PROBLEM DETAILS: The expected response is the complete listing below, restated exactly, with its pictures omitted.

MATERIAL SHOWN:

++++++++

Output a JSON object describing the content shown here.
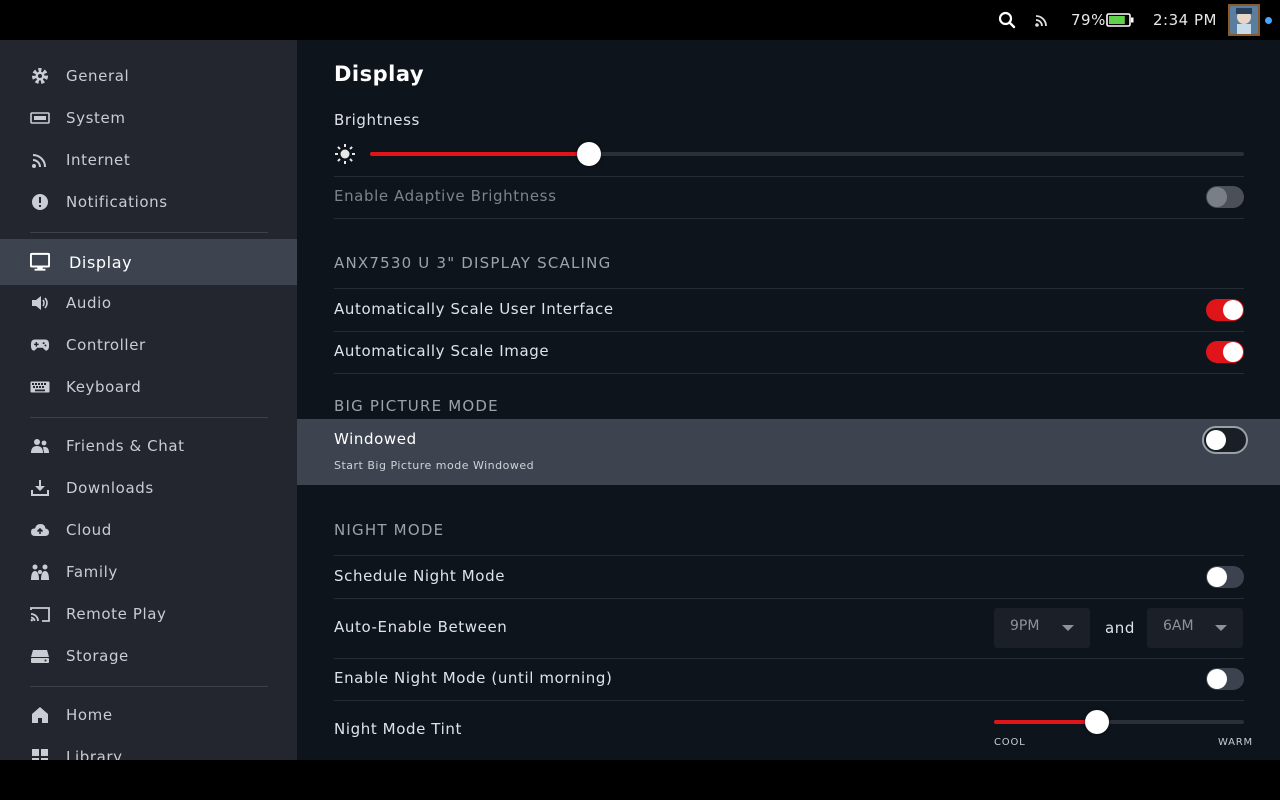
{
  "status_bar": {
    "battery_percent": "79%",
    "battery_level": 0.79,
    "time": "2:34 PM",
    "icons": [
      "search-icon",
      "wifi-signal-icon",
      "battery-icon",
      "avatar",
      "notification-dot"
    ],
    "notification_dot_color": "#4aa3ff"
  },
  "sidebar": {
    "items": [
      {
        "label": "General",
        "icon": "gear-icon"
      },
      {
        "label": "System",
        "icon": "system-icon"
      },
      {
        "label": "Internet",
        "icon": "wifi-icon"
      },
      {
        "label": "Notifications",
        "icon": "alert-icon"
      },
      {
        "label": "Display",
        "icon": "monitor-icon",
        "active": true
      },
      {
        "label": "Audio",
        "icon": "speaker-icon"
      },
      {
        "label": "Controller",
        "icon": "gamepad-icon"
      },
      {
        "label": "Keyboard",
        "icon": "keyboard-icon"
      },
      {
        "label": "Friends & Chat",
        "icon": "people-icon"
      },
      {
        "label": "Downloads",
        "icon": "download-icon"
      },
      {
        "label": "Cloud",
        "icon": "cloud-icon"
      },
      {
        "label": "Family",
        "icon": "family-icon"
      },
      {
        "label": "Remote Play",
        "icon": "cast-icon"
      },
      {
        "label": "Storage",
        "icon": "storage-icon"
      },
      {
        "label": "Home",
        "icon": "home-icon"
      },
      {
        "label": "Library",
        "icon": "library-icon"
      }
    ]
  },
  "main": {
    "title": "Display",
    "brightness": {
      "label": "Brightness",
      "value": 0.25
    },
    "adaptive_brightness": {
      "label": "Enable Adaptive Brightness",
      "enabled": false,
      "disabled": true
    },
    "scaling_section": "ANX7530 U 3\" DISPLAY SCALING",
    "scale_ui": {
      "label": "Automatically Scale User Interface",
      "on": true
    },
    "scale_image": {
      "label": "Automatically Scale Image",
      "on": true
    },
    "big_picture_section": "BIG PICTURE MODE",
    "windowed": {
      "label": "Windowed",
      "description": "Start Big Picture mode Windowed",
      "on": false
    },
    "night_section": "NIGHT MODE",
    "schedule_night": {
      "label": "Schedule Night Mode",
      "on": false
    },
    "auto_enable": {
      "label": "Auto-Enable Between",
      "from": "9PM",
      "and_label": "and",
      "to": "6AM"
    },
    "night_until_morning": {
      "label": "Enable Night Mode (until morning)",
      "on": false
    },
    "night_tint": {
      "label": "Night Mode Tint",
      "value": 0.41,
      "cool_label": "COOL",
      "warm_label": "WARM"
    }
  },
  "colors": {
    "accent": "#e0151a",
    "sidebar_bg": "#23262e",
    "main_bg": "#0e141b",
    "active_bg": "#3d4450"
  }
}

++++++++

EXERCISE ANSWER:
Output a JSON object describing the content shown here.
{
  "status_bar": {
    "battery_percent": "79%",
    "battery_level": 0.79,
    "time": "2:34 PM",
    "icons": [
      "search-icon",
      "wifi-signal-icon",
      "battery-icon",
      "avatar",
      "notification-dot"
    ],
    "notification_dot_color": "#4aa3ff"
  },
  "sidebar": {
    "items": [
      {
        "label": "General",
        "icon": "gear-icon"
      },
      {
        "label": "System",
        "icon": "system-icon"
      },
      {
        "label": "Internet",
        "icon": "wifi-icon"
      },
      {
        "label": "Notifications",
        "icon": "alert-icon"
      },
      {
        "label": "Display",
        "icon": "monitor-icon",
        "active": true
      },
      {
        "label": "Audio",
        "icon": "speaker-icon"
      },
      {
        "label": "Controller",
        "icon": "gamepad-icon"
      },
      {
        "label": "Keyboard",
        "icon": "keyboard-icon"
      },
      {
        "label": "Friends & Chat",
        "icon": "people-icon"
      },
      {
        "label": "Downloads",
        "icon": "download-icon"
      },
      {
        "label": "Cloud",
        "icon": "cloud-icon"
      },
      {
        "label": "Family",
        "icon": "family-icon"
      },
      {
        "label": "Remote Play",
        "icon": "cast-icon"
      },
      {
        "label": "Storage",
        "icon": "storage-icon"
      },
      {
        "label": "Home",
        "icon": "home-icon"
      },
      {
        "label": "Library",
        "icon": "library-icon"
      }
    ]
  },
  "main": {
    "title": "Display",
    "brightness": {
      "label": "Brightness",
      "value": 0.25
    },
    "adaptive_brightness": {
      "label": "Enable Adaptive Brightness",
      "enabled": false,
      "disabled": true
    },
    "scaling_section": "ANX7530 U 3\" DISPLAY SCALING",
    "scale_ui": {
      "label": "Automatically Scale User Interface",
      "on": true
    },
    "scale_image": {
      "label": "Automatically Scale Image",
      "on": true
    },
    "big_picture_section": "BIG PICTURE MODE",
    "windowed": {
      "label": "Windowed",
      "description": "Start Big Picture mode Windowed",
      "on": false
    },
    "night_section": "NIGHT MODE",
    "schedule_night": {
      "label": "Schedule Night Mode",
      "on": false
    },
    "auto_enable": {
      "label": "Auto-Enable Between",
      "from": "9PM",
      "and_label": "and",
      "to": "6AM"
    },
    "night_until_morning": {
      "label": "Enable Night Mode (until morning)",
      "on": false
    },
    "night_tint": {
      "label": "Night Mode Tint",
      "value": 0.41,
      "cool_label": "COOL",
      "warm_label": "WARM"
    }
  },
  "colors": {
    "accent": "#e0151a",
    "sidebar_bg": "#23262e",
    "main_bg": "#0e141b",
    "active_bg": "#3d4450"
  }
}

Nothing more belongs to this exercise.